Lice are six-legged, wingless, insect parasites of humans, mammals (cattle, pigs etc.), and birds (chicken and other birds). Lice are divided into two groups: lice found on mammals, which need blood for sustenance; and those found on birds, which chew on feathers and dandruff. The three most common external parasites of humans are:
- head lice (Pediculus humanus capitus);
- body lice (Pediculus humanus humunas); and
- crab lice (Pthirus pubis).
All lice have flattened bodies to allow them ease of movement in the hair, fur, and feathers of their hosts. Infestation of a person with head and/or body lice is termed "Pediculosis" and with crab lice is called "Pthiriasis."
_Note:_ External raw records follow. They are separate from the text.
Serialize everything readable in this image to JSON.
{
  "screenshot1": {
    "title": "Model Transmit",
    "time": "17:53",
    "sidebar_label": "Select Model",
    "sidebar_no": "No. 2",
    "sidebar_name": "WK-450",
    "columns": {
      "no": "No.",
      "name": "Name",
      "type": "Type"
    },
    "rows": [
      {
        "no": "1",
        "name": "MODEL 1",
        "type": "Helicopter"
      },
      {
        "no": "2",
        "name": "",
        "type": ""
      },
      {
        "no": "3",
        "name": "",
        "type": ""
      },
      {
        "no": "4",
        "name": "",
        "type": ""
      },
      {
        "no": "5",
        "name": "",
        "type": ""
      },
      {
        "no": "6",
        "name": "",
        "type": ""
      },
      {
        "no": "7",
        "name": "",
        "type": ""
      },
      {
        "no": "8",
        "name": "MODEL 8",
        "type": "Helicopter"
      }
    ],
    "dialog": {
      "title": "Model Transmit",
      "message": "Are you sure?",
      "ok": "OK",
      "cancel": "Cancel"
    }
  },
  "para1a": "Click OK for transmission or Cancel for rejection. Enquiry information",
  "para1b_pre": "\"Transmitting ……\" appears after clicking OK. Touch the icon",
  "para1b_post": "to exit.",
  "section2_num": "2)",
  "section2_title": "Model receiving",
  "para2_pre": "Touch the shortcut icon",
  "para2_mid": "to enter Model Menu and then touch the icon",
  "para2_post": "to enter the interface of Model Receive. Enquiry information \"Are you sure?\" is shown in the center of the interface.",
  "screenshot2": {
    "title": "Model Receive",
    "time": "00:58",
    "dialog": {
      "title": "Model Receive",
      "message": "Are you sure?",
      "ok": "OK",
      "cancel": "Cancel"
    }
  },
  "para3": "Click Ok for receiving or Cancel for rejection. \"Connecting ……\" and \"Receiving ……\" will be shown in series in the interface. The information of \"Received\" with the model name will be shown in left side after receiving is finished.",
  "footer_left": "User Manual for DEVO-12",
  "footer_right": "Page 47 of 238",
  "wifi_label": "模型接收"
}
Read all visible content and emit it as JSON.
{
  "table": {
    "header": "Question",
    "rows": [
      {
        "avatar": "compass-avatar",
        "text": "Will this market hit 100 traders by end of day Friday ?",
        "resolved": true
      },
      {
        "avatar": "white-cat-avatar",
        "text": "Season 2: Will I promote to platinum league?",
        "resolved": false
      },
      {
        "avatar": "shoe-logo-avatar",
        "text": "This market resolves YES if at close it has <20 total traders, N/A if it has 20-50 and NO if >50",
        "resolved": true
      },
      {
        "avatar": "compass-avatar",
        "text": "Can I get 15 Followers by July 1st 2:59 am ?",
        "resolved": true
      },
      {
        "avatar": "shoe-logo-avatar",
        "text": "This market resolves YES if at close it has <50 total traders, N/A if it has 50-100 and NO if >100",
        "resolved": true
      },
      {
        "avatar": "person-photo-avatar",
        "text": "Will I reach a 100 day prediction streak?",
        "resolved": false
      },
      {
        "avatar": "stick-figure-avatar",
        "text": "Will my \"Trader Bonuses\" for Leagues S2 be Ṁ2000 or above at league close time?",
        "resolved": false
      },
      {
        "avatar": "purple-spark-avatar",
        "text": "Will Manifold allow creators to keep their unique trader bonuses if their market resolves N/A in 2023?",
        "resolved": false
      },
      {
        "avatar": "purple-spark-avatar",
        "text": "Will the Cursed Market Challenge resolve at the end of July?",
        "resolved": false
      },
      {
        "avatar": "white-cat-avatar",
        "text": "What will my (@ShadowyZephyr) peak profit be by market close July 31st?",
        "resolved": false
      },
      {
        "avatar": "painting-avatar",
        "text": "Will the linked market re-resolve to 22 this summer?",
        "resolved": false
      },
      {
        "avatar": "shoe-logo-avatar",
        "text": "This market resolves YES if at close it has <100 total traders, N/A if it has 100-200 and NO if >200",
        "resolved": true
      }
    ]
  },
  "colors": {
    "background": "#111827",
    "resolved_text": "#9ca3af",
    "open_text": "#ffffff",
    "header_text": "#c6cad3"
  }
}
Pediculousis, or infestation with body and/or head lice, causes little irritation initially. After weeks of continued biting, some individuals may become sensitized and suffer an allergic reaction. Head lice infestation results in intense itching of the scalp behind the ears and base of the hairline or nape of the neck. Sores may form on the head from scratching and may become infected with bacteria. The symptoms of body lice infestation are scratch marks, hives, eczema and a red rash on shoulders and other areas covered with clothes. Pthiriasis, or pubic lice (crab lice) infestation, results in continued itching in the pubic area, a rash, and sometimes discoloration of skin from continued feeding by crab lice.
See the web sites below for further information and to look at photographs of all three types of human lice.